[Page and application data records]
========

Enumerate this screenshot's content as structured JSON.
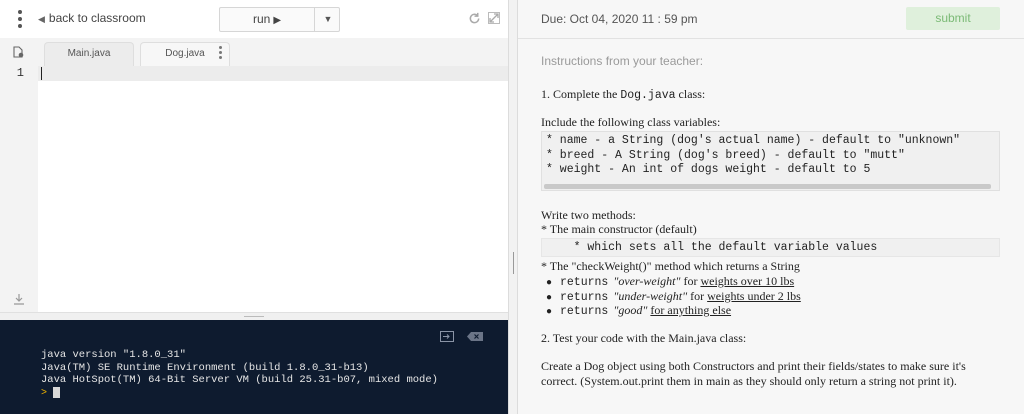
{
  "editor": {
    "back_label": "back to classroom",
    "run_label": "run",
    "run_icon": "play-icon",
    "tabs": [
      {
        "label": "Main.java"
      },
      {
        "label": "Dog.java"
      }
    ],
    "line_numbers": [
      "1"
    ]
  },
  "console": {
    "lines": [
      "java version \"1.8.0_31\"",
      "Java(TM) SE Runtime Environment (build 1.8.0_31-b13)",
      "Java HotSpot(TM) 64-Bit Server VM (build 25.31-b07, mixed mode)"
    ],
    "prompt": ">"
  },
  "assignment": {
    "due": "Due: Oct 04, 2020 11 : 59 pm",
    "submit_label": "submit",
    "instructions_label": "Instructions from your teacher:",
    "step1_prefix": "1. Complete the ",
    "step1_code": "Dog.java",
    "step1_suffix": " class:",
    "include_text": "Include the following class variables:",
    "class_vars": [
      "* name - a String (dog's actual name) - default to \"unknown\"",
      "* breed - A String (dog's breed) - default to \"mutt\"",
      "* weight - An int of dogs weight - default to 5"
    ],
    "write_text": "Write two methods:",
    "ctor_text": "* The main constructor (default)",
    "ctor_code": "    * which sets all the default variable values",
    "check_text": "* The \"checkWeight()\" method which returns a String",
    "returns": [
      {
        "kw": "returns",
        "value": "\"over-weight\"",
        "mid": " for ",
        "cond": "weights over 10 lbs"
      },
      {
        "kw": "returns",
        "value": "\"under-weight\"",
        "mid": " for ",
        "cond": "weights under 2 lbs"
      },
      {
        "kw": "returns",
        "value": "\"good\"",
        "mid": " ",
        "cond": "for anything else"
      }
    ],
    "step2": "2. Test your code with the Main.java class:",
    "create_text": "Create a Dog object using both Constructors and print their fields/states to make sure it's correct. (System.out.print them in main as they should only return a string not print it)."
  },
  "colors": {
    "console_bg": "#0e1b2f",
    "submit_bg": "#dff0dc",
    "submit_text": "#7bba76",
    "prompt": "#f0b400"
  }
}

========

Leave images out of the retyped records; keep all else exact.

Enumerate this screenshot's content as structured JSON.
{
  "editor": {
    "back_label": "back to classroom",
    "run_label": "run",
    "run_icon": "play-icon",
    "tabs": [
      {
        "label": "Main.java"
      },
      {
        "label": "Dog.java"
      }
    ],
    "line_numbers": [
      "1"
    ]
  },
  "console": {
    "lines": [
      "java version \"1.8.0_31\"",
      "Java(TM) SE Runtime Environment (build 1.8.0_31-b13)",
      "Java HotSpot(TM) 64-Bit Server VM (build 25.31-b07, mixed mode)"
    ],
    "prompt": ">"
  },
  "assignment": {
    "due": "Due: Oct 04, 2020 11 : 59 pm",
    "submit_label": "submit",
    "instructions_label": "Instructions from your teacher:",
    "step1_prefix": "1. Complete the ",
    "step1_code": "Dog.java",
    "step1_suffix": " class:",
    "include_text": "Include the following class variables:",
    "class_vars": [
      "* name - a String (dog's actual name) - default to \"unknown\"",
      "* breed - A String (dog's breed) - default to \"mutt\"",
      "* weight - An int of dogs weight - default to 5"
    ],
    "write_text": "Write two methods:",
    "ctor_text": "* The main constructor (default)",
    "ctor_code": "    * which sets all the default variable values",
    "check_text": "* The \"checkWeight()\" method which returns a String",
    "returns": [
      {
        "kw": "returns",
        "value": "\"over-weight\"",
        "mid": " for ",
        "cond": "weights over 10 lbs"
      },
      {
        "kw": "returns",
        "value": "\"under-weight\"",
        "mid": " for ",
        "cond": "weights under 2 lbs"
      },
      {
        "kw": "returns",
        "value": "\"good\"",
        "mid": " ",
        "cond": "for anything else"
      }
    ],
    "step2": "2. Test your code with the Main.java class:",
    "create_text": "Create a Dog object using both Constructors and print their fields/states to make sure it's correct. (System.out.print them in main as they should only return a string not print it)."
  },
  "colors": {
    "console_bg": "#0e1b2f",
    "submit_bg": "#dff0dc",
    "submit_text": "#7bba76",
    "prompt": "#f0b400"
  }
}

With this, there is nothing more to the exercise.